posted Jul 22, 2016, 1:20 AM by Sami Lehtinen   [ updated Jul 22, 2016, 1:20 AM ]
  • I'm just wondering why the NFC credit card with loyalty features needs to be read twice when paying, even if the loyalty information has been registered earlier in the transaction. That's about it, I wonder what kind of engineers write this software. A) I register my loyalty identity using the card. B) Then it comes time to pay. I show the card, it says, loyalty information registered. C) Then I'll show the card again, and now the payment is accepted. Why why why, those fail guys got the step B? It's just repetition of the step A. It doesn't make any sense, and makes the the process suck. - Thank you engineers, once again.
  • I asked about Telegram chat history retention policy. It's just as it says on their page, but it's written in bit confusing style. So to make it clear. Telegram chat history is kept forever on Telegram servers / cloud / database. Unless, all parties of the chat delete it. Which basically means that most of chats are kept forever. And that's good to remember. If you delete something from chat, you'll only remove it from your personal view. It's still maintained in cloud for everyone else. Just as they say, you can send stuff to cloud and 'delete it', but it actually doesn't mean anything at all. When it's out there, it's there forever. kw: Telegram, chat, message, history, data, retention, deletion, removal, policy, IM, instant messaging, privacy, security.
  • To continue about crappy code. In one project there's integration (not written by me) which has option to write output as UTF-16 or CP1252. If you enable the option to write out CP1252 files, the data export gets just much slower. I wondered what the option was actually doing. It was pretty clear. If cp1252 option is enabled, add '.tmp' to export filename. Then run the export code as usual. After that open the temp file and read it into memory as one large string. Then remove every second byte from the string and then write it back to disk. - That's marvellous. First of all, it doesn't give a damn about character encodings actually. It'll basically work with < 128 ASCII by design. As well as it's phenomenally slow, because it modified the string in memory over and over again. - But as being said, it still works. And for exports which aren't too big, the time is only a few minutes, so it doesn't matter either when it's run in nighly batch run. Why bother doing things in a complex way, when a simple way works? Ehh... This code has been in production for over 10 years and works well. So there's nothing to complain about it actually. Maybe just a few core weeks or months wasted, but nobody really cares about that. I'm not sure if this works in category, acceptably bad, good enough. But based on the fact that it has been used for so long, I think it does. Yes, it could be in some cases a problem, but in this case it wasn't. So what's the problem? I've seen similar implementations of \r\n to \n conversion. Horrible, but it just works.

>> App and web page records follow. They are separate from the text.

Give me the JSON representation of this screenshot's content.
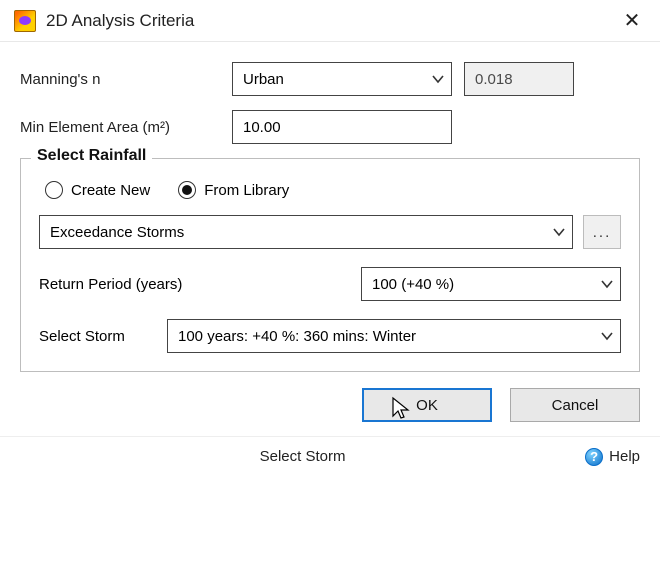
{
  "title": "2D Analysis Criteria",
  "labels": {
    "mannings_n": "Manning's n",
    "min_element_area": "Min Element Area (m²)"
  },
  "mannings_n": {
    "selected": "Urban",
    "value": "0.018"
  },
  "min_element_area_value": "10.00",
  "rainfall": {
    "legend": "Select Rainfall",
    "radios": {
      "create_new": "Create New",
      "from_library": "From Library",
      "selected": "from_library"
    },
    "library": {
      "selected": "Exceedance Storms",
      "browse": "..."
    },
    "return_period": {
      "label": "Return Period (years)",
      "selected": "100 (+40 %)"
    },
    "select_storm": {
      "label": "Select Storm",
      "selected": "100 years: +40 %: 360 mins: Winter"
    }
  },
  "buttons": {
    "ok": "OK",
    "cancel": "Cancel"
  },
  "statusbar": {
    "text": "Select Storm",
    "help": "Help"
  }
}
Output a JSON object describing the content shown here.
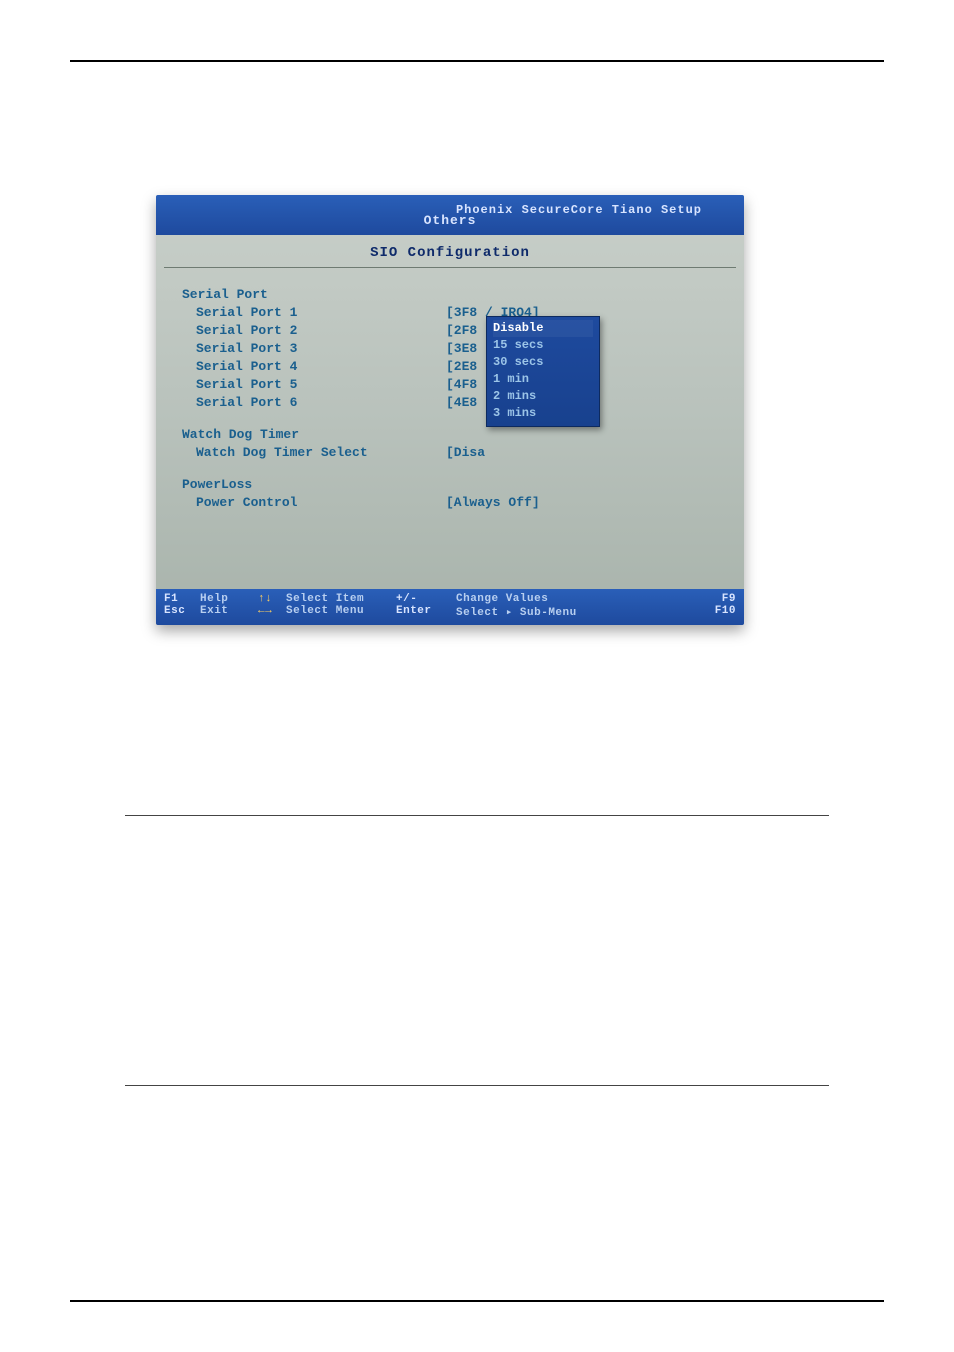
{
  "titlebar": {
    "title": "Phoenix SecureCore Tiano Setup",
    "tab": "Others"
  },
  "subtitle": "SIO Configuration",
  "sections": {
    "serial": {
      "header": "Serial Port",
      "ports": [
        {
          "label": "Serial Port 1",
          "value": "[3F8 / IRQ4]"
        },
        {
          "label": "Serial Port 2",
          "value": "[2F8"
        },
        {
          "label": "Serial Port 3",
          "value": "[3E8"
        },
        {
          "label": "Serial Port 4",
          "value": "[2E8"
        },
        {
          "label": "Serial Port 5",
          "value": "[4F8"
        },
        {
          "label": "Serial Port 6",
          "value": "[4E8"
        }
      ]
    },
    "watchdog": {
      "header": "Watch Dog Timer",
      "item": {
        "label": "Watch Dog Timer Select",
        "value": "[Disa"
      }
    },
    "powerloss": {
      "header": "PowerLoss",
      "item": {
        "label": "Power Control",
        "value": "[Always Off]"
      }
    }
  },
  "dropdown": {
    "options": [
      "Disable",
      "15 secs",
      "30 secs",
      "1 min",
      "2 mins",
      "3 mins"
    ],
    "selected": "Disable"
  },
  "footer": {
    "row1": {
      "k1": "F1",
      "l1": "Help",
      "a1": "↑↓",
      "l2": "Select Item",
      "mid": "+/-",
      "r": "Change Values",
      "end": "F9"
    },
    "row2": {
      "k1": "Esc",
      "l1": "Exit",
      "a1": "←→",
      "l2": "Select Menu",
      "mid": "Enter",
      "r": "Select ▸ Sub-Menu",
      "end": "F10"
    }
  }
}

  • Microsoft kills Skype for Linux no more P2P the cloud will be only option. So much about 'distributed' or 'P2P' IM systems. They want full control.

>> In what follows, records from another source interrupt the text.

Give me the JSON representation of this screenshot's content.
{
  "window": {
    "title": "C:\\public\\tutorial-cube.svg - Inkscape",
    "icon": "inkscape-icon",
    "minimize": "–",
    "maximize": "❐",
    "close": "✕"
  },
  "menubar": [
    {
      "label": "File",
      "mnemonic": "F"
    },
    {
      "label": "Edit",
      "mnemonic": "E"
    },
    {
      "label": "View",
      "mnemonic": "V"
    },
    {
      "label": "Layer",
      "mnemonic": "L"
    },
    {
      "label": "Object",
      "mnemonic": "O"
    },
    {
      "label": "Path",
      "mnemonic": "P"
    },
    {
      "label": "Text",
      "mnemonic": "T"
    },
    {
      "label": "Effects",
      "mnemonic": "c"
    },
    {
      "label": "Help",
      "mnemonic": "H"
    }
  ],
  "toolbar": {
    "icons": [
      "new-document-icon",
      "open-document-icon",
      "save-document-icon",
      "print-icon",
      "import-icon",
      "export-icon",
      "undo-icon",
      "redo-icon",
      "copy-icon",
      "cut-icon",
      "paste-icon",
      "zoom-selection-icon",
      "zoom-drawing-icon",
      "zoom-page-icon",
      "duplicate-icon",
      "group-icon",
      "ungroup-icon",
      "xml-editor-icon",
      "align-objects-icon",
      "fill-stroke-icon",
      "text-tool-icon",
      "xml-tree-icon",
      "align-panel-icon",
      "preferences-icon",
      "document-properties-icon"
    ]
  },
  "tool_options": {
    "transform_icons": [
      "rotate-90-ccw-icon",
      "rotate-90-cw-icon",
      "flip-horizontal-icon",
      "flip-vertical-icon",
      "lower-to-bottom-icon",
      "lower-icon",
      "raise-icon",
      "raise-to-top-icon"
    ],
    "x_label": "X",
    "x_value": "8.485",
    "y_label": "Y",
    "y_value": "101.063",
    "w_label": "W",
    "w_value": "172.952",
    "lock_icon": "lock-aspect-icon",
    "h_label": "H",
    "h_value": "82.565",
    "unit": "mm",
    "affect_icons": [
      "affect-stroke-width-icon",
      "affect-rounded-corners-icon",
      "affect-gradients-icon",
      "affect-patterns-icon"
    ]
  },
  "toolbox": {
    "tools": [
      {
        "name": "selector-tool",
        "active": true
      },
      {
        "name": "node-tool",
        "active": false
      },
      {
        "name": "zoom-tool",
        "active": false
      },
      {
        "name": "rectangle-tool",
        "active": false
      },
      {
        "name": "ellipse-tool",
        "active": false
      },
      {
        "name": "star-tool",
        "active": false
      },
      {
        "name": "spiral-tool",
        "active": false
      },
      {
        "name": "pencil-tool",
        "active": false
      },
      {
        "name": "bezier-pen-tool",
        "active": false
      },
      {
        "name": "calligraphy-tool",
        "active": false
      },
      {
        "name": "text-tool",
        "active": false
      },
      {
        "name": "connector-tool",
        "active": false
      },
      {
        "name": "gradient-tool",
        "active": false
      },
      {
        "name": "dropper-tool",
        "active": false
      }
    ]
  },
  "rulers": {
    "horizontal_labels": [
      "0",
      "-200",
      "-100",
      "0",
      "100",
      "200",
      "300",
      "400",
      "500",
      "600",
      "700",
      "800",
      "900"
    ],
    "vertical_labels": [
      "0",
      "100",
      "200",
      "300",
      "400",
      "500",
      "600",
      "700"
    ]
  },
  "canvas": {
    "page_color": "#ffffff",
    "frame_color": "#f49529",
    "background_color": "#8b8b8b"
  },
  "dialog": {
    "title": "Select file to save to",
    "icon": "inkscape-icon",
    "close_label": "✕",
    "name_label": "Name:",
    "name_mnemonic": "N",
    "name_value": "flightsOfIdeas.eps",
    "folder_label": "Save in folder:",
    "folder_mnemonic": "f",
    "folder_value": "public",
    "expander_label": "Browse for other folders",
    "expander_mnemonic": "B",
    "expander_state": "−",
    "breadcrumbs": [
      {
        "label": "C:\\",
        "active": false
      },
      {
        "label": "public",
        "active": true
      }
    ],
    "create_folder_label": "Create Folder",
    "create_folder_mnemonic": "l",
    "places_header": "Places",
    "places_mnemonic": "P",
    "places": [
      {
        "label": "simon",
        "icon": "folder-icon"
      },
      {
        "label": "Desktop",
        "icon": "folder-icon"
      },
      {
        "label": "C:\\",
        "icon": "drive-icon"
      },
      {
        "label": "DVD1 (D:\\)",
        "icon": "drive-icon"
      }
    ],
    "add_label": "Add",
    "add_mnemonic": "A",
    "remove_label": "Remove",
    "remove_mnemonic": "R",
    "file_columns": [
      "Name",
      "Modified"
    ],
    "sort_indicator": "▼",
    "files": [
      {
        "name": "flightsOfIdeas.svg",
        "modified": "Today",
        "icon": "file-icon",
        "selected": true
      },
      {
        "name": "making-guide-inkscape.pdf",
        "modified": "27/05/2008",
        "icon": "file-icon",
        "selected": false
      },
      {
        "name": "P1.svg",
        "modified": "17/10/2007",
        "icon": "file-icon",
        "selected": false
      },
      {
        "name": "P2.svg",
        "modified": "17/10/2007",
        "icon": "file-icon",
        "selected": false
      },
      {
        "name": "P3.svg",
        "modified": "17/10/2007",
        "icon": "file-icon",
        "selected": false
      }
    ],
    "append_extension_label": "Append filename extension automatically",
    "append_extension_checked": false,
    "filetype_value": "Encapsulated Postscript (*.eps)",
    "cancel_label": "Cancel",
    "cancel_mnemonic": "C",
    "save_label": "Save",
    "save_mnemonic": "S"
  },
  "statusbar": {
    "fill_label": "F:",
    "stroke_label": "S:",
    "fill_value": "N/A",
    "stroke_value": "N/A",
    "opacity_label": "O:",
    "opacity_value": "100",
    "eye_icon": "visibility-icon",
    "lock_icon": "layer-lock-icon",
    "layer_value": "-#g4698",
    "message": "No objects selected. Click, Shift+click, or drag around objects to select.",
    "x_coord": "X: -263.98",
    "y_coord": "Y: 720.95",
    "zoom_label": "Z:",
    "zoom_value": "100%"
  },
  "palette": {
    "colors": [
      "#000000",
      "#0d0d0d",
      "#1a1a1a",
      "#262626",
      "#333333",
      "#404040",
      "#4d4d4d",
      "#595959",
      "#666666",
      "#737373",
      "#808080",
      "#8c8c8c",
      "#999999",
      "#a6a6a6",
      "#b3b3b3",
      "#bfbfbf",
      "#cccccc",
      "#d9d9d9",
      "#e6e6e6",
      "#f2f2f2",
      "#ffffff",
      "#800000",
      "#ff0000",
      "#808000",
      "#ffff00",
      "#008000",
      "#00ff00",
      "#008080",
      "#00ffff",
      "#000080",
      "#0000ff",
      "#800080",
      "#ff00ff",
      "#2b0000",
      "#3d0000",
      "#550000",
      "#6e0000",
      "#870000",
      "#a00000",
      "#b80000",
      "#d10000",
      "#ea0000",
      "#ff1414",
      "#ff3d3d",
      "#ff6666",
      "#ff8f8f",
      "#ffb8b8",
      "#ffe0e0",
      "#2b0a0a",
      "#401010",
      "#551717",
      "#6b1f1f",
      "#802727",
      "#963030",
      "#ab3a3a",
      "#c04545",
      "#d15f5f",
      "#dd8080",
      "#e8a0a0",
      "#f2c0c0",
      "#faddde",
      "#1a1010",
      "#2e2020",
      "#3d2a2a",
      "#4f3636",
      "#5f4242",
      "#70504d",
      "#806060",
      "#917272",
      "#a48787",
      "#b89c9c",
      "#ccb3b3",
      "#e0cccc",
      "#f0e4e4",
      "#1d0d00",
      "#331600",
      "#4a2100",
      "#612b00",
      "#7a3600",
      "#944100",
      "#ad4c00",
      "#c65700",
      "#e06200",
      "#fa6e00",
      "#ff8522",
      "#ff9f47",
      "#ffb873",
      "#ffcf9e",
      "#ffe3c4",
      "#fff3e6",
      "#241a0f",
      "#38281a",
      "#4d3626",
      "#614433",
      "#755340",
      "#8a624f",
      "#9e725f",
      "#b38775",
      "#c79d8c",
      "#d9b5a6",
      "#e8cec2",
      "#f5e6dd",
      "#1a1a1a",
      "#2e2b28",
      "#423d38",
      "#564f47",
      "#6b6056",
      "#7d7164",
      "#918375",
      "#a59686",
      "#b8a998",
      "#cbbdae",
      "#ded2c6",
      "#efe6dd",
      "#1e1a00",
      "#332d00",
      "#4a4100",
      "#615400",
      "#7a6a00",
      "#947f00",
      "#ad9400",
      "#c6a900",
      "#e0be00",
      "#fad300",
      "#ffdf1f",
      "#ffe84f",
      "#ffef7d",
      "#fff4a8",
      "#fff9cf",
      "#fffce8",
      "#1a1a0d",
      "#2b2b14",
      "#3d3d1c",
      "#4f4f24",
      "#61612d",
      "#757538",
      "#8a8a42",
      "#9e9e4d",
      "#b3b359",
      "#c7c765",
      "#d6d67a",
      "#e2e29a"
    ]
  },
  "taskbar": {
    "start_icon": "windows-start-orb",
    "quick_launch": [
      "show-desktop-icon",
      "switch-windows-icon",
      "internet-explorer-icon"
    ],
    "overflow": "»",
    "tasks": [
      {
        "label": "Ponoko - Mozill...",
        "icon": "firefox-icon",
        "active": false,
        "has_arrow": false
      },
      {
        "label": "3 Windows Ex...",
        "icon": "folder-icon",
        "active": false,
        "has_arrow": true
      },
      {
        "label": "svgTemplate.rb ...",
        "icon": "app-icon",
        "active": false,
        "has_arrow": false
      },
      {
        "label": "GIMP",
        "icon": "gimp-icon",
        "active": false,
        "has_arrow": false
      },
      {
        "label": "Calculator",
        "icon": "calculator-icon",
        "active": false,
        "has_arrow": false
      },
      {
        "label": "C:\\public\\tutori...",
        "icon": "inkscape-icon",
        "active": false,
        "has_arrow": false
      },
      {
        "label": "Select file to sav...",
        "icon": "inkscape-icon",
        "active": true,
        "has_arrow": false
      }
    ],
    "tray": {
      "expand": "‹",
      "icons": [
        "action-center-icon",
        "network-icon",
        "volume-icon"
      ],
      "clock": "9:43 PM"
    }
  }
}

  • Checked out Tosibox - It's a box designed to provide secure network for systems which require security. Yet when checking the list, the first question is that if some of the systems should be connected to the Internet at all. That's the question which has been asked in many cases when something bad has happened. Their use cases list businesses like: Water & Wastewater, Security, Robotics, Lightning, Industry Automation & AMchiner, Home Automation, Food & Beverage, Energy Sector and Building Automation. Ahem, some of these sectors are guaranteed to gather interest from extremely competent attackers. Just makes me wonder. Nothing, nothing at all against Tosibox, their products seem great and well. It's much better that there's a proper attempt to secure systems. But the question remains if it's enough. Based on what we've seen in other cases, the answer most likely is, no, it doesn't actually help. But it makes things bit harder for attackers.